Even to willing students who desire to learn to engage in interdisciplinary thinking, the challenge is that we all have been indoctrinated, by virtue of our professional training, to learn and demonstrate different disciplinary processes that dictate the frame through which we approach solution finding. To receive our professional credentials, we become experts in our respective disciplines, and this disciplinary perspective informs our approach to process, problem solving and recommendations. Even when engaged in “out of the box” thinking on a team, we are all trying to get out of different boxes with parameters set by disciplinary training. There is no malevolence in this; we do it because we have been well trained in our professions and these thought patterns and perspectives become familiar and habitual. Indeed, we are professionals when we are true to our training, and our thinking represents the best practices, expertise and historical perspective of each discipline.

However, the interdisciplinary team approach mandated in F-tag 280 is there for a reason. Disciplinary knowledge is valuable, but not enough. Our residents, and all humans, are multifaceted; the challenge of creating an environment in which they are viewed through a holistic lens cannot be met within a single frame. To create home for each person requires a truly interdisciplinary approach, so we need to get interdisciplinary thinking on the agenda of basic competencies for everyone on the team. We must make a conscious, systematic effort to do this.

In their paper, “Thinking Across Perspectives and Disciplines,”2 Matthew Miller and Veronica Boix-Mansilla of Harvard Project Zero examine professional problem solving and specifically look at care teams that include nurses, social workers, doctors, therapists and others “working together to manage a patient's care.” Such interdisciplinary-thinking teams, by being open to insights and observations from those with differing perspectives, can use the synthesized knowledge of the resident to “propose a solution that would have been unattainable through single disciplinary means.”2

For example, using a strategy Miller and Boix-Mansilla call “advancing through checks and balances,” an analysis of a resident's weight loss would bring together the dietitian, the geriatric psychiatrist and/or internist, the CNA and others who know and care for the resident in a team discussion. The dietitian presents a perspective of what food might work to bring her weight up, the psychiatrist might offer reasons why the resident might have lost her appetite, the occupational therapist might have ideas on improving her ability to eat independently, and so on. Rather than assuming it is one thing or another, the group brings to bear its knowledge of the resident through each member's own disciplinary lens, and each team member would use the information provided by the others as a check on his or her bias and assumptions about the care recommendation.

Next, in a technique called “bridging the explanation-action gap” Miller and Boix Mansilla suggest that the information from certain of the disciplinary perspectives can be used to inform the action that will be taken.

Perhaps the psychological perspective on the loss of appetite defines the problem in a way that will enable the dietitian to find answers he or she would not otherwise have found.

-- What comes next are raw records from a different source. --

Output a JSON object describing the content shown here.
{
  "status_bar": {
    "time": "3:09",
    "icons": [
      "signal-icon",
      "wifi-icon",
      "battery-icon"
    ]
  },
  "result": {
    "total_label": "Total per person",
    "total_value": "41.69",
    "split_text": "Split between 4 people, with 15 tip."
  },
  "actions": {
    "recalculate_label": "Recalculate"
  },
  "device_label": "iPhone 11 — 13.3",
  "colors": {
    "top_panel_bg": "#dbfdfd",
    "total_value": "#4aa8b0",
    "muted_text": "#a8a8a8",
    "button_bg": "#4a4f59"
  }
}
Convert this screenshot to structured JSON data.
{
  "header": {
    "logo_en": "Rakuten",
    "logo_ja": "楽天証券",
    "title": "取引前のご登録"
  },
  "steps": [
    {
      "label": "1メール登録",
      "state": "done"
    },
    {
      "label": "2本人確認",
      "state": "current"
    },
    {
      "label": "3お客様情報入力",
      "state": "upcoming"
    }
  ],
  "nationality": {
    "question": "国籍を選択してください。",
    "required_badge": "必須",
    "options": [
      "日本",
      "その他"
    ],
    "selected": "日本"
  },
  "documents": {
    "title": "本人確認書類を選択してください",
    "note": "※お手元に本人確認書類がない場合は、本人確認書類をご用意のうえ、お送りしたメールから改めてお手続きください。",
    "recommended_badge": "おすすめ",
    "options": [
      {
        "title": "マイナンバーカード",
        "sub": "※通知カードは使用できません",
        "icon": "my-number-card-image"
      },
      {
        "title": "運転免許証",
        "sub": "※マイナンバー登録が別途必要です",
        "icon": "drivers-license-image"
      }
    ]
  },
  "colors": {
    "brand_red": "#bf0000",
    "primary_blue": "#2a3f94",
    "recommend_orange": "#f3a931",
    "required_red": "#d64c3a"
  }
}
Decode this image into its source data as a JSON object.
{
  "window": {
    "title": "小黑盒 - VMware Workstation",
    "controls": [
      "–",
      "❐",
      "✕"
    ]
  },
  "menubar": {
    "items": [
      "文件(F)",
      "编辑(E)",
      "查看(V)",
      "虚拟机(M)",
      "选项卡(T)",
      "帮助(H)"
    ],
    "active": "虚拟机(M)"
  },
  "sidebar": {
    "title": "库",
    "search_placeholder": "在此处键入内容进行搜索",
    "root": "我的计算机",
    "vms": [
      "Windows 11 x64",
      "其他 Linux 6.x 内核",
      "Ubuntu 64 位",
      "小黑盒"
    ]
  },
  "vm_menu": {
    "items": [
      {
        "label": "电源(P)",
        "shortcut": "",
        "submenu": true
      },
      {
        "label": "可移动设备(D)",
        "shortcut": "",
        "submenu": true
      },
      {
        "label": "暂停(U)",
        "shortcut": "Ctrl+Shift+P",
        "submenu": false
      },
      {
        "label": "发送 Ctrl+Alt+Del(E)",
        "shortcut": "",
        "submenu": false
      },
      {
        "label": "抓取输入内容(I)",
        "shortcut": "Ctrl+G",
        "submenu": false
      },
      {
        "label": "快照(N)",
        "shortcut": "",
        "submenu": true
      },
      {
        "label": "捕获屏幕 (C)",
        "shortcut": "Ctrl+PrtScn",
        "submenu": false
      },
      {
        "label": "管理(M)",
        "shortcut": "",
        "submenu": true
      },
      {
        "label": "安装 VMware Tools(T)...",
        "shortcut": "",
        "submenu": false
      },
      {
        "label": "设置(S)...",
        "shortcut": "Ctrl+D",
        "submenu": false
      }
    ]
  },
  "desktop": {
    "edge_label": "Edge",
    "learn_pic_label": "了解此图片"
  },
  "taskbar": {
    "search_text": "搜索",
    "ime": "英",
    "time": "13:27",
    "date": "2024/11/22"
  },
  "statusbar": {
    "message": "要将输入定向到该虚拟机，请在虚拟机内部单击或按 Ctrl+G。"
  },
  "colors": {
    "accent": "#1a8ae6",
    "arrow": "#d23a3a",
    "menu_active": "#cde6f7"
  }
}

Or perhaps learning that the CNA has noticed the resident's hearing getting worse, leading to a withdrawal and a loss of enjoyment, will indicate a social solution rather than a dietary one. As a colleague stated in a recent lecture at University of Maryland Baltimore County: “Interdisciplinary thinking ‘bridges disciplines, widens perspectives, makes connections and synthesizes or creates knowledge.’”3 Being aware of these techniques will allow team members to broaden their thinking and take into consideration the contributions of each discipline to synthesize a plan for care. Mutual respect and unity of purpose make single-disciplinary thinking a starting point, not the end result.